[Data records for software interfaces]
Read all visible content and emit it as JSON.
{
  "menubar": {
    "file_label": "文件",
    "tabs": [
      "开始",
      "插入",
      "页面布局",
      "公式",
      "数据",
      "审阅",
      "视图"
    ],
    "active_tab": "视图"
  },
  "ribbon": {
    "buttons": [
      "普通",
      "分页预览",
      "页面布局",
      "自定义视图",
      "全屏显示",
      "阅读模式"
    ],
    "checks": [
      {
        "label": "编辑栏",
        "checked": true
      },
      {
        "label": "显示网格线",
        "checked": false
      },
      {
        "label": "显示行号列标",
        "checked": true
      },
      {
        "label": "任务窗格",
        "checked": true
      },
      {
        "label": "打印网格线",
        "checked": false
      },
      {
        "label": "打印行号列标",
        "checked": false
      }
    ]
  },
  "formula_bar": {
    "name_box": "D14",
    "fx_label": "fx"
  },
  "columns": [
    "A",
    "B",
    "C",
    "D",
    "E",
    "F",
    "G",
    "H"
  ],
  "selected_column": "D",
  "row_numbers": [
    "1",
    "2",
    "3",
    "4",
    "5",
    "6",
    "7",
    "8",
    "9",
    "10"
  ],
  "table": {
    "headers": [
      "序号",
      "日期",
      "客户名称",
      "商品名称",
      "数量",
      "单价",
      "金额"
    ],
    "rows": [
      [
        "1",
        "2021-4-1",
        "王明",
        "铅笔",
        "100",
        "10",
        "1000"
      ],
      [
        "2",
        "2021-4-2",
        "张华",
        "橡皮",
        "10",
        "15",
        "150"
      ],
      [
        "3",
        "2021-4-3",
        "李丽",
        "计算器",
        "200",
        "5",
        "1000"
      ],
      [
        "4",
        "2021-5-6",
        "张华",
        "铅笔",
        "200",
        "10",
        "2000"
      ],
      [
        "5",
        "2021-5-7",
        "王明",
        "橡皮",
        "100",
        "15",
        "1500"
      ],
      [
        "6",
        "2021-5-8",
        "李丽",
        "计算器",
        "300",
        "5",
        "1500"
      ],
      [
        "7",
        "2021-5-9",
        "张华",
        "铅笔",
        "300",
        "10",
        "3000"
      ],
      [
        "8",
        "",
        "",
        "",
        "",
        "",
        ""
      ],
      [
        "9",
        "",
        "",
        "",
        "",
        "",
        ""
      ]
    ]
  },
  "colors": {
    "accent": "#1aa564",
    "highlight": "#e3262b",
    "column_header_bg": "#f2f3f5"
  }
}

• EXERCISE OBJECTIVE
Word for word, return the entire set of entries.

• TASK OUTPUT
Read all visible content and emit it as JSON.
{
  "menubar": {
    "file_label": "文件",
    "tabs": [
      "开始",
      "插入",
      "页面布局",
      "公式",
      "数据",
      "审阅",
      "视图"
    ],
    "active_tab": "视图"
  },
  "ribbon": {
    "buttons": [
      "普通",
      "分页预览",
      "页面布局",
      "自定义视图",
      "全屏显示",
      "阅读模式"
    ],
    "checks": [
      {
        "label": "编辑栏",
        "checked": true
      },
      {
        "label": "显示网格线",
        "checked": false
      },
      {
        "label": "显示行号列标",
        "checked": true
      },
      {
        "label": "任务窗格",
        "checked": true
      },
      {
        "label": "打印网格线",
        "checked": false
      },
      {
        "label": "打印行号列标",
        "checked": false
      }
    ]
  },
  "formula_bar": {
    "name_box": "D14",
    "fx_label": "fx"
  },
  "columns": [
    "A",
    "B",
    "C",
    "D",
    "E",
    "F",
    "G",
    "H"
  ],
  "selected_column": "D",
  "row_numbers": [
    "1",
    "2",
    "3",
    "4",
    "5",
    "6",
    "7",
    "8",
    "9",
    "10"
  ],
  "table": {
    "headers": [
      "序号",
      "日期",
      "客户名称",
      "商品名称",
      "数量",
      "单价",
      "金额"
    ],
    "rows": [
      [
        "1",
        "2021-4-1",
        "王明",
        "铅笔",
        "100",
        "10",
        "1000"
      ],
      [
        "2",
        "2021-4-2",
        "张华",
        "橡皮",
        "10",
        "15",
        "150"
      ],
      [
        "3",
        "2021-4-3",
        "李丽",
        "计算器",
        "200",
        "5",
        "1000"
      ],
      [
        "4",
        "2021-5-6",
        "张华",
        "铅笔",
        "200",
        "10",
        "2000"
      ],
      [
        "5",
        "2021-5-7",
        "王明",
        "橡皮",
        "100",
        "15",
        "1500"
      ],
      [
        "6",
        "2021-5-8",
        "李丽",
        "计算器",
        "300",
        "5",
        "1500"
      ],
      [
        "7",
        "2021-5-9",
        "张华",
        "铅笔",
        "300",
        "10",
        "3000"
      ],
      [
        "8",
        "",
        "",
        "",
        "",
        "",
        ""
      ],
      [
        "9",
        "",
        "",
        "",
        "",
        "",
        ""
      ]
    ]
  },
  "colors": {
    "accent": "#1aa564",
    "highlight": "#e3262b",
    "column_header_bg": "#f2f3f5"
  }
}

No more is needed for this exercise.